NOVELIST Robert Olen Butler's Vietnam is a surrealist cinema set under clouds of evil. This is his fourth novel, and he has been there before. His time is the collapse of the south in 1975, culminating in the fall of Saigon, an event which American television etched into the mind of a nation, and his action, the disintegration of the American war machine, grinding on while it dies.

In the midst of these horrible things, his hero, David, Army captain and CIA operative, is being court-martialed back in the States because of an irrational and heroic deed. David had released an important Vietcong suspect out of compassion (the man had been tortured to the edge of death and madness) and now the momentum of military justice has finally ground to its conclusion.

This would be rich enough a brew for most concocters of narrative, but Butler, whose previous novels have won lofty praise, is a writer obsessed with men's hidden motives, urges which lie so deep that they can erupt to defy the control, and even the understanding, of their characters.

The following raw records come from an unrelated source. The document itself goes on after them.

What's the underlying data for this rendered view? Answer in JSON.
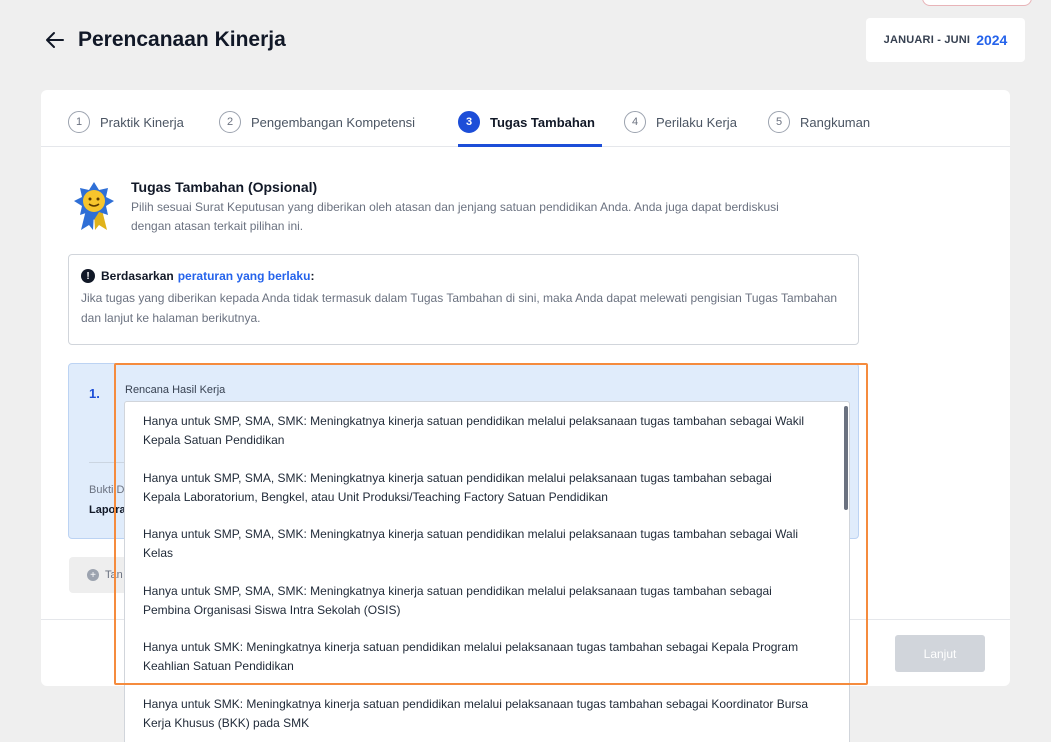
{
  "header": {
    "title": "Perencanaan Kinerja",
    "period_label": "JANUARI - JUNI",
    "period_year": "2024"
  },
  "stepper": {
    "steps": [
      {
        "num": "1",
        "label": "Praktik Kinerja"
      },
      {
        "num": "2",
        "label": "Pengembangan Kompetensi"
      },
      {
        "num": "3",
        "label": "Tugas Tambahan"
      },
      {
        "num": "4",
        "label": "Perilaku Kerja"
      },
      {
        "num": "5",
        "label": "Rangkuman"
      }
    ]
  },
  "intro": {
    "title": "Tugas Tambahan (Opsional)",
    "description": "Pilih sesuai Surat Keputusan yang diberikan oleh atasan dan jenjang satuan pendidikan Anda. Anda juga dapat berdiskusi dengan atasan terkait pilihan ini."
  },
  "notice": {
    "prefix": "Berdasarkan",
    "link": "peraturan yang berlaku",
    "suffix": ":",
    "body": "Jika tugas yang diberikan kepada Anda tidak termasuk dalam Tugas Tambahan di sini, maka Anda dapat melewati pengisian Tugas Tambahan dan lanjut ke halaman berikutnya."
  },
  "item": {
    "number": "1.",
    "rhk_label": "Rencana Hasil Kerja",
    "bukti_label": "Bukti D",
    "lapor_label": "Lapora"
  },
  "add_button": {
    "label": "Tan"
  },
  "next_button": {
    "label": "Lanjut"
  },
  "dropdown": {
    "options": [
      "Hanya untuk SMP, SMA, SMK: Meningkatnya kinerja satuan pendidikan melalui pelaksanaan tugas tambahan sebagai Wakil Kepala Satuan Pendidikan",
      "Hanya untuk SMP, SMA, SMK: Meningkatnya kinerja satuan pendidikan melalui pelaksanaan tugas tambahan sebagai Kepala Laboratorium, Bengkel, atau Unit Produksi/Teaching Factory Satuan Pendidikan",
      "Hanya untuk SMP, SMA, SMK: Meningkatnya kinerja satuan pendidikan melalui pelaksanaan tugas tambahan sebagai Wali Kelas",
      "Hanya untuk SMP, SMA, SMK: Meningkatnya kinerja satuan pendidikan melalui pelaksanaan tugas tambahan sebagai Pembina Organisasi Siswa Intra Sekolah (OSIS)",
      "Hanya untuk SMK: Meningkatnya kinerja satuan pendidikan melalui pelaksanaan tugas tambahan sebagai Kepala Program Keahlian Satuan Pendidikan",
      "Hanya untuk SMK: Meningkatnya kinerja satuan pendidikan melalui pelaksanaan tugas tambahan sebagai Koordinator Bursa Kerja Khusus (BKK) pada SMK"
    ]
  },
  "colors": {
    "primary": "#1d4ed8",
    "link": "#2563eb",
    "highlight": "#f58b3d",
    "item_bg": "#e0ecfb"
  }
}
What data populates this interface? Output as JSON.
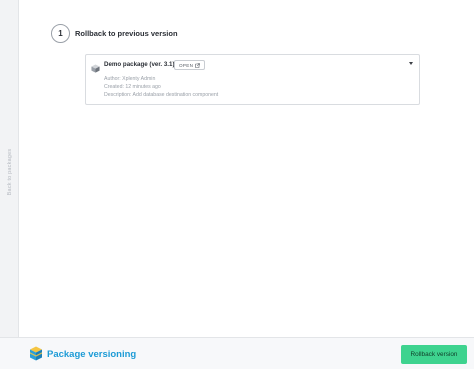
{
  "sidebar": {
    "label": "Back to packages"
  },
  "step": {
    "number": "1",
    "title": "Rollback to previous version"
  },
  "package": {
    "name": "Demo package (ver. 3.1)",
    "open_label": "OPEN",
    "author": "Author: Xplenty Admin",
    "created": "Created: 12 minutes ago",
    "description": "Description: Add database destination component",
    "icon": "package-box-icon"
  },
  "footer": {
    "title": "Package versioning",
    "icon": "package-versioning-icon",
    "rollback_label": "Rollback version"
  },
  "colors": {
    "accent_blue": "#1d9bd6",
    "button_green": "#3ed38f"
  }
}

So it is that David, careless of the court-martial he's caught in, conceives a conviction that he has a child, which he somehow knows is a son, back in Saigon, the fruit of a liaison with a well-off Vietnamese woman. The novel weaves its threads around the search for the mother and the son, a return to Saigon a few days before it falls, and a climactic discovery.

Butler's hero lives both in the present and the past and has two parallel lives -- the Vietnamese nightmare which will not fade from his mind, a kind of permanent post-traumatic disorder, and his American life, which he lives with a wife and a son who is born during the court-martial. The wife is a blank, or rather a line of continuo, a stock figure. Butler, a soldiers' writer, a writer about men, is curiously like Conrad in his understanding of the female principle but not its personification.

What he creates in David is a recognizable and infrequently explored modern character, the hero who is crippled by his desire to put things right, who runs afoul of "systems" and is destroyed (or at least disgraced) by them, but not before he is able, by lonely and misunderstood deeds, to accomplish his objectives. He may not even understand these objectives, but their force can only be called a moral imperative.

This is to say that Butler's novel aims at the highest themes of literature, the exploration of the human heart, the terrible loyalties of blood, the instinctive springs of honor. While the marketplace is full of writers of greater facility who have less to say, Butler's stark and simplified style, which snorts and gallops on in sentences as short as the lines left by some Anglo-Saxon bard, makes his clouded and complex message seem exalted, desolate, grand.

THIS STORY of a man's longing to repossess a lost son, who remained hidden to his mind until his other, Caucasian son breached some interior dam, could have been set anywhere in Vietnam. Butler chooses to place it against the backdrop of Saigon's final convulsion of fear, self-hate and blank despair as the triumphant Vietcong surround, bombard and penetrate the helpless city. It is an invocation as powerful as any written about that mordant event.

The problem of the primary plot, involving David's impulsive release of the Viet Cong officer years before, is less concrete and less dramatic. While an intelligence investigator, David becomes suddenly repulsed by the filthy business of extracting information by torture. The reason is precise: he ventures into one of the airless cells where the Vietcong suspects are kept before they are tortured, frequently to death. There, he sees a poorly hidden message scrawled in Vietnamese, apparently by a prisoner. "Hygiene is healthful," it reads.

David's imagination allows him to make an existential hero of the author of that obscure statement. "An image of the prisoner was instantly born in David; the detachment of the man's mind, his unassailable irony, his courage. There was no face yet, no form, but a sense of the man himself, very clear, clearer to David than any friend." David's is a conversion stronger and stranger than those of the born-again .

From that moment, the American officer's life is forever changed. The words on the walls of the wretched cell become the only things that make any sense of his military career. At the first remove, his liaison with the Vietnamese woman receives the same charge of importance, and at the second remove, the life of the child of that liaison becomes the only saving grace of his Vietnam war. He first finds and releases the Vietcong he thinks wrote the message; he then leaves his wife and newborn son to try to seek out his former lover and child under the feet of an advancing army. He has gone crazy to become sane again.

A wise editor once said that there are 99 ways to write a story, and only one of them is wrong. Butler has chosen his stiff, unadorned, purposefully choppy style. It is not flashy, it is not "smart" or amusing. His sentences are like short logs streaming past in a choked river; they evoke disruption, they evoke a pall of doubt and unease, as if something terrible were out of sight upsteam, laying waste the land. Here is the power of this young writer's message: to suggest insistently that Vietnam cannot be cured, healed, covered, or forgotten, but that it is out of control in our hearts.